Simply put, games are designed with an encompassing carrot-and-stick approach to make you undertake its challenges. It had a very short stick in fact, and an inexhaustible supply of carrots. This concept is most interesting, especially since games such as World of Warcraft have been said to enrich gamers by forming them with "the habit of heroes". Do we really now? It almost seems as if traditional virtues such as courage and perseverance, being adventurous and spontaneous, have all been replaced by this Pavlovian concept of risk-reward, instead of being masked by them. "The habit of heroes" in this regard is staying in the same seat for hours and even days on end just to pretend to be a hero, but it does not have a significant linkage to how these gamers would act in the real world. Do you honestly think that they could be more heroic in the real world?
In games like Ninja Gaiden and Dark Souls, it could perhaps be argued that they truly teach you the virtue of perseverance by being so goddamned difficult, but here I would like to quote one of my favorite reviews from Edge Magazine:
"To applaud Ninja Gaiden for being hard is to miss the point – not least because there are portions of the game that aren’t. The point is that while it could be argued that no game has the right to demand of you what Gaiden does, few other games offer such exceptional riches in return."
Ninja Gaiden was a beautiful game, one that sweats you up and fills you with the euphoric satisfaction you could not find elsewhere - as if you've truly achieved something difficult and surpassed the impossible.
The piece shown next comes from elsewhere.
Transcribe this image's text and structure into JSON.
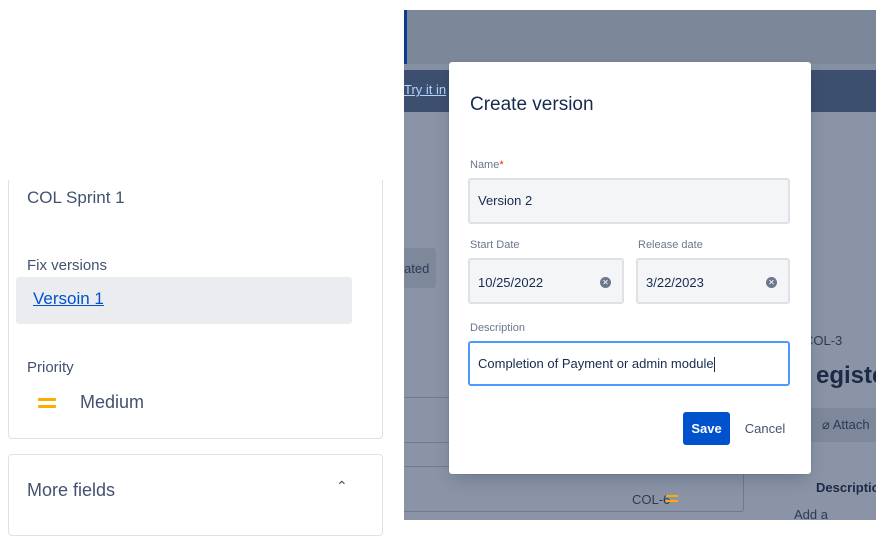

But to what end? A game ends, and that is all we could veritably expect of it. Are you a better person because of it? Could we be better persons because of it? Perhaps we are back to the drawing board with games such as these, as they just make the stick longer and, in turn, provide better tasting carrots. It merely entails gamers to be obsessed and addicted to the game in question. Does it teach perseverance? That is up in the air for now; but from my experience, the perseverance learned from video games never leaves the realm of video games.
Very Difficult. Very Rewarding. Very Awesome. But what does it really teach you as a person?
On the other hand though, the Achievement System is one that tremendously helped a game like World Without Oil, that the game designers actively rewarded the gamers with daily awards for best blog posts, best images, and best video recordings. It perhaps enabled better content and more meaningful ideas from the community, and it is one that changed the way these gamers looked at the world. Many testimonies from the players are actually pragmatically positive, in that they would conserve gas and recycle more often. And this is attributable to the fact that they were enthusiastic in creating, sharing, and experiencing the content. From here, we do not know if the reason is because of the achievement system, or because of the change in their character.
It is a paradox, in fact, that the most opportunistic aspect of video games is also its downright most disappointing. How can achievements work so well in creating better values, but also reinforce the worst behavior associated with gamers in general? By utilizing these reward systems properly and exceptionally, we could achieve both. So maybe it is the game designer mindset that has to be put in question, given that we have already made the most addictive games possible, despite the enormity or variety of challenge.
Perhaps we could change the world with video games and the groundbreaking innovation that is the Achievement system. If this system means that gamers could do anything that a virtual world asks of them despite difficulty, then maybe we could cultivate the same sense of activity elsewhere if we could translate that into the real world. The possibilities are endless, but we have to make sure that we do it for the right reasons, and let the Achievement system merely mask our ideals and not replace them. Lest we would succumb to the video game trapping of merely doing it for the reward and not because we do it for the values learnt.